Backers of the four-state Dakota Access oil pipeline now under construction filed a lawsuit in federal court Monday against protesters opposed to the project, including leaders of the Standing Rock Sioux Native American Tribe.
Texas-based Energy Transfer Partners' (ETP) project developer, Dakota Access LLC, took its legal action against David Archambault, tribal chair of the Standing Rock Sioux, whose reservation straddles the North Dakota-South Dakota border, seeking a restraining order and monetary damages from the protesters.
"We are disappointed that there are those who will put the lives of others in jeopardy," said an ETP spokesperson. "We will continue to put the safety of our workers and those who live in the area as our top priority."
Meanwhile, construction of the $3.8 billion, 1,172-mile 30-inch diameter pipeline continues in the Dakotas, Iowa and Illinois. Last month, the U.S. Army Corps of Engineers (USACE) approved most of the remaining federal permits required for ETP to complete construction (see Shale Daily, July 27).
The pipeline would have a capacity of up to 570,000 b/d to transport crude oil from the Bakken Shale and Three Forks formation to an interconnect with ETP's existing Trunkline Pipeline at Patoka, IL.
The Standing Rock Sioux last month sued federal regulators for approving the Dakota Access project, which would cross the Missouri River upstream from the reservation. The tribe is alleging that the pipeline will disturb sacred Native American sites and adversely affect drinking water for residents of the reservation and millions of others downstream.
Dakota Access attorneys alleged in their court filing that workers have been threatened, rocks and bottles have been thrown, and Archambault excused tribal employees from work last week to protest the pipeline's ongoing construction.
The tribal chair told local news media he will continue to be arrested and others will carry out acts of civil disobedience to disrupt the pipeline work. On Monday, sheriff's deputies and about 30 North Dakota Highway Patrol troopers were at the protest site on the reservation.
The protesters are causing the pipeline project to "lose goodwill among its customers" and delays are "diminishing its opportunity to complete construction of the pipeline's water crossing before permits expire," Dakota Access attorneys allege in their court filing.
After several fits and starts in the first half of this year, Iowa regulators in June finally authorized ETP to start construction. It was the fourth and final Midwest state needed for the project, which would ship Bakken crude oil to markets along the East and Gulf coasts (see Shale Daily, June 7).
The Iowa Utilities Board action authorized Dakota Access Pipeline to start construction activity outside the pre-construction notice (PCN) areas along the route, which crosses the state diagonally from the northwest to southeast corners. PCN areas are parts of the route that the USACE has subsequently approved.

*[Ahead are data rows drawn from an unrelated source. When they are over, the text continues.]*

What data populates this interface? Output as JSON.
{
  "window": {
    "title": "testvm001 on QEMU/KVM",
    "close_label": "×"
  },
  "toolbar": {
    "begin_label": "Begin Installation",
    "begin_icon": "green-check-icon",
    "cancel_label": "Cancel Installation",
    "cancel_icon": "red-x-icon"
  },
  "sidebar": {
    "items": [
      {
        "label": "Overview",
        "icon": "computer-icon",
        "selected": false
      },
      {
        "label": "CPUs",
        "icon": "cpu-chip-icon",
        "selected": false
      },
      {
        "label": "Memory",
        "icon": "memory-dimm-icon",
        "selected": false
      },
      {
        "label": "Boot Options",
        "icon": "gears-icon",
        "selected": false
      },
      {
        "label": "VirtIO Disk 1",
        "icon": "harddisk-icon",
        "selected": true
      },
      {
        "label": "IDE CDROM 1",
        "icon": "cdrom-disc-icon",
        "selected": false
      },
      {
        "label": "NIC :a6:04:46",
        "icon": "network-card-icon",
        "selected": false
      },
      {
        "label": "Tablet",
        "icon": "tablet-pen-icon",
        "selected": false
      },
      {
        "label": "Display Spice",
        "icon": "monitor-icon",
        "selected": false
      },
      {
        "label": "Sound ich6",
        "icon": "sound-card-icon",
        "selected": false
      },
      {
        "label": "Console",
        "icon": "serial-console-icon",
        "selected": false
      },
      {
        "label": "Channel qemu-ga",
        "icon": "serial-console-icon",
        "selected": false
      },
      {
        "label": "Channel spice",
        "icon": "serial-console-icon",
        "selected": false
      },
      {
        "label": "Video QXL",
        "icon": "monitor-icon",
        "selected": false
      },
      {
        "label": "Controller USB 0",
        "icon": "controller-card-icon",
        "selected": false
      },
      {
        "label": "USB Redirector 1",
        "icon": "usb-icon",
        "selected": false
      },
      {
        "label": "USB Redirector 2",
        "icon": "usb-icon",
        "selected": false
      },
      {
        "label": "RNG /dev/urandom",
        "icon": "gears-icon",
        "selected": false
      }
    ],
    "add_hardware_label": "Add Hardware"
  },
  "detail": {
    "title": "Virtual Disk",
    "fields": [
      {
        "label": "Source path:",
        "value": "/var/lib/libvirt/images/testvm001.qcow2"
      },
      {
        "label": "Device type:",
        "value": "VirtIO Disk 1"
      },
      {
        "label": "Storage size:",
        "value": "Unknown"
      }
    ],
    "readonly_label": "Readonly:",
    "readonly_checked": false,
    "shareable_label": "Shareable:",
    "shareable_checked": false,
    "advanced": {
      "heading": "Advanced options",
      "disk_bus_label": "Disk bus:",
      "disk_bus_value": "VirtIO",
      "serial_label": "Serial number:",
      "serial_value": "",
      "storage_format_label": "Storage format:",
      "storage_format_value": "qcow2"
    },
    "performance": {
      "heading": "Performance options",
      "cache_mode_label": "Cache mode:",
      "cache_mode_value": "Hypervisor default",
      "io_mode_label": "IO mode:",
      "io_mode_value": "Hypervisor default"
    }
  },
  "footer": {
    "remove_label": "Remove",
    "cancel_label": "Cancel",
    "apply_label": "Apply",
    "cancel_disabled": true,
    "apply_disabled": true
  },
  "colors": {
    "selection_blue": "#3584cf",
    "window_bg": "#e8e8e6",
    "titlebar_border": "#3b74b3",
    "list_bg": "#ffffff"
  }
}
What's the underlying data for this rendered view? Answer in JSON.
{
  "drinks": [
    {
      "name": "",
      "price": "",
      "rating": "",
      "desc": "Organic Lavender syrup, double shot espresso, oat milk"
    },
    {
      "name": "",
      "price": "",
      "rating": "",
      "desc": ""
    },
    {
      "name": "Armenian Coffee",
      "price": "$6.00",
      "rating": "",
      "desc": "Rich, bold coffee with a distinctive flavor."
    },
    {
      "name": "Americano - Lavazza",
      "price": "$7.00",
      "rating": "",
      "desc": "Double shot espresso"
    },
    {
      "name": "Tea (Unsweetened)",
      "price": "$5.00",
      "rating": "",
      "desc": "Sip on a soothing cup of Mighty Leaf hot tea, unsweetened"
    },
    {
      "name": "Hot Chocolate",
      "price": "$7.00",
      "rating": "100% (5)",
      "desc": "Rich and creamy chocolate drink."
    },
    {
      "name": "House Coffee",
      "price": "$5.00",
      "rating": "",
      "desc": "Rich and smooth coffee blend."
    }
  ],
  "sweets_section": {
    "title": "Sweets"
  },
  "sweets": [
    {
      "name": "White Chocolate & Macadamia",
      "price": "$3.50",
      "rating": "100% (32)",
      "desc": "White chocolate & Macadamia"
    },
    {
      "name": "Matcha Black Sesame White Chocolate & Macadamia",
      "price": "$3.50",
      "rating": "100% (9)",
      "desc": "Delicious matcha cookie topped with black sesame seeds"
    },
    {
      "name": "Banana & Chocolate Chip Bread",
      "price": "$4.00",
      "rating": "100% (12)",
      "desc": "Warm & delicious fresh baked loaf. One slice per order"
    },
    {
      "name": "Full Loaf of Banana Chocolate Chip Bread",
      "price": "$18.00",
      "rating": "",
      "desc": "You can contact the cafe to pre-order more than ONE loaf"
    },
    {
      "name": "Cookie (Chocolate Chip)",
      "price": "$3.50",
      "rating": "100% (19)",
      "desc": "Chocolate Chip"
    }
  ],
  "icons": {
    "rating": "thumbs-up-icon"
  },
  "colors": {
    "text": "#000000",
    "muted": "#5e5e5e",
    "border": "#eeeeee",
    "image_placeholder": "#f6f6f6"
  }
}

"We are constructing this pipeline in accordance with applicable laws, and the local, state and federal permits and approvals we have received," said the ETP spokesperson, adding that the regional project has national benefits.